This is not a good team stat to have after 4 games
Tomlin's team holds dubious distinction
After Sunday's win over Philadelphia, Mike Tomlin's Steelers have more penalty yards than rushing yards.
Posted: Monday, October 8, 2012
By Mike Bires [EMAIL="firstname.lastname@example.org"]email@example.com[/EMAIL]
PITTSBURGH – Mike Tomlin didn’t like the line of questioning when asked repeatedly about the Steelers’ ongoing penalty problems. But two things to consider: The team he coaches leads the NFL in infractions per game and it was him who first brought up the subject.
In his opening statement Monday at his weekly press conference, Tomlin addressed the nine penalties for 106 yards that were called against the Steelers in Sunday’s 16-14 win over the Eagles.
The Steelers have the dubious distinction of leading the league with 9.2 penalties per game.
In their four games, they’ve been penalized 37 times. They have more penalty yards than rushing yards (346-331).
“Penalties hurt you in a lot of ways,” Tomlin said. “They put you behind the chains. They eliminate explosion plays and limit field position. They minimize scoring opportunities.”
On the Steelers’ second possession Sunday, they were flagged five times over a span of eight plays.
Two calls were holding violations against left guard Willie Colon (one was declined). Another was an illegal formation penalty called against wide receiver Mike Wallace that negated a 24-yard run by running back Rashard Mendenhall.
The Steelers’ coaching staff was furious about the Wallace penalty that wiped out Mendenhall’s run to the Eagles 30-yard line. But an official ruled that Wallace was too close to the line of scrimmage, and thus “covered up” tight end Heath Miller.
“I’m not concerned about close,” Tomlin said when asked specifically about Wallace’s penalty. “It was called and it was justified. It was illegal. We have to fix that. We can’t beat ourselves in that manner.”
In the third quarter, both of the Steelers’ safeties were flagged for 15-yard personal fouls that aided an Eagles’ touchdown drive. The referees ruled that Ryan Clark hit tight end Brent Celek late and that Ryan Mundy drilled wide receiver Jeremy Maclin with an illegal helmet-to-helmet hit.
“I’m not disputing these penalties in here with you (media),” Tomlin said. “I’ll do it in the proper manner with the people at the league office if I have a beef. I’m not going to do it in here. That’s unprofessional as far as I’m concerned.
“Those (officials) are doing the best they can, particularly in light of some of the instances that we have in today’s NFL regarding player safety. Just know that we’re trying our very best to play within the rules and it’s disappointing for us when we don’t. We have a desire to play within the rules. We also have a desire to increase our chances of winning, but when you’re picking up 30 yards in penalties in one drive, that’s going to give people an opportunity to score.”

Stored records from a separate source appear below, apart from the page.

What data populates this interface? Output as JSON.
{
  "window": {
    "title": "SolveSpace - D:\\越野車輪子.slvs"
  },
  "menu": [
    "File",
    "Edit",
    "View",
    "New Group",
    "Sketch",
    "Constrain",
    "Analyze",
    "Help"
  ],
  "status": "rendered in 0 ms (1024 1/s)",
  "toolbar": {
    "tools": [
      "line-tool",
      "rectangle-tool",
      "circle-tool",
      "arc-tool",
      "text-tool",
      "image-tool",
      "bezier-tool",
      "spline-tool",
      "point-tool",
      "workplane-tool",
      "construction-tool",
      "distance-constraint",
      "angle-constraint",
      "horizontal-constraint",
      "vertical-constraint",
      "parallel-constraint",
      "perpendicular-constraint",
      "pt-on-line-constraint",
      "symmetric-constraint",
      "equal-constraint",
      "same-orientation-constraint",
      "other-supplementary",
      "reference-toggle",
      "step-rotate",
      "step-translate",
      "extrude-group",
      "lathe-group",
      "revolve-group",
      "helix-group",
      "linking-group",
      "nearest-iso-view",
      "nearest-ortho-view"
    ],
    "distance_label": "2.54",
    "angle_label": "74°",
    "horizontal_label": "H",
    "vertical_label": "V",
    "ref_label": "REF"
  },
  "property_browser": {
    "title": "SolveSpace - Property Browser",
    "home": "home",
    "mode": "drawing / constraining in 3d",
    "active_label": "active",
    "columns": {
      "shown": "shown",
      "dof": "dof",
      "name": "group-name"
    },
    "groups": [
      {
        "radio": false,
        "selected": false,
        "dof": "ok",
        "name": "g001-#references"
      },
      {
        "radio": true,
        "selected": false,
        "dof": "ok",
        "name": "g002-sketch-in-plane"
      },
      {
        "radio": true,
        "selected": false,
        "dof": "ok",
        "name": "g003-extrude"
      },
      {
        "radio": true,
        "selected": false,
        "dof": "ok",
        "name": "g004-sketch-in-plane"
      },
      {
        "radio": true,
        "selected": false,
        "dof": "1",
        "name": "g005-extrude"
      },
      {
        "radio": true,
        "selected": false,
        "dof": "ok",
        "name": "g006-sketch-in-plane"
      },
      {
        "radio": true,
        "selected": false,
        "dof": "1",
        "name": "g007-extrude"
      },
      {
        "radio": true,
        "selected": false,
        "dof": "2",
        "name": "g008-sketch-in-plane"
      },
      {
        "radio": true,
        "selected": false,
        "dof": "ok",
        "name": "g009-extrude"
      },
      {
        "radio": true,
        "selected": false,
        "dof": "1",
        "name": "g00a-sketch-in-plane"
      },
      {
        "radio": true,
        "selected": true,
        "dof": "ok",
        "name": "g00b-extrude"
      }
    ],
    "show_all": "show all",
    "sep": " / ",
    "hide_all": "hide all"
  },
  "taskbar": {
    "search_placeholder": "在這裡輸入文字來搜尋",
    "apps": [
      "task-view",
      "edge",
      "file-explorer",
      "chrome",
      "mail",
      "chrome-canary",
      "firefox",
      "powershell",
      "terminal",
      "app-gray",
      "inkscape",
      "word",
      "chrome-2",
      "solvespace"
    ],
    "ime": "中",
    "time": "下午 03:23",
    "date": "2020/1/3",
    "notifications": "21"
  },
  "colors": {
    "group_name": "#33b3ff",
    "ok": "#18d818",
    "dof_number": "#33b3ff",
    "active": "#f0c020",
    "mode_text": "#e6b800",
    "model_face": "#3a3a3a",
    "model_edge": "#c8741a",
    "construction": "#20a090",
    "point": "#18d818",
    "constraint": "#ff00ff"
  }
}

So far, Colon has been the most penalized Steeler. He’s been flagged eight times, six for holding and two false starts.
Cornerback Ike Taylor has been flagged four times, three times for pass interference and once for holding.
Cornerback Keenan Lewis has also been called three times for pass interference.
In fairness to Taylor, one of his pass interference penalties in the Week 2 win over the Jets was hailed by USA Today as “the worst pass interference penalty you’ve ever seen.” Taylor never touched Santonio Holmes on the play.
And remember, for the first three weeks of the season, the “replacement refs” struggled to get it right while the regular officials were locked out over contractual matters.
“We’re no different than anybody else in the National Football League in regards to dealing with some of those types of penalties we’re talking about,” Tomlin said. “We had an opportunity to sit the week out last week (with our bye) and I saw similar things from other teams. We’ll continue to do the best that we can and understand that we have a high level of respect for how the game needs to be played today.
“I’m less concerned about judgments and interpretations and so forth. I’m more concerned about playing in the manner that the flags stay in the pocket.
"It's my job to get them fixed," Tomlin added of the Steelers' penalty problems. "We will work on that this week."
The Steelers (2-2) play the Titans (1-4) on Thursday night in Nashville, Tenn.
I was harping a few days ago about penalties and lack of discipline but upon further reflection I think there are reasonable assignable causes:
- new offense being installed and players not completely comfortable
- new players at key positions
- young players with not a lot of game time
- new defensive leadership
- trying too hard
- thinking too much
If things don't improve as the season progresses, then some blame can certainly go to the coaching staff as well.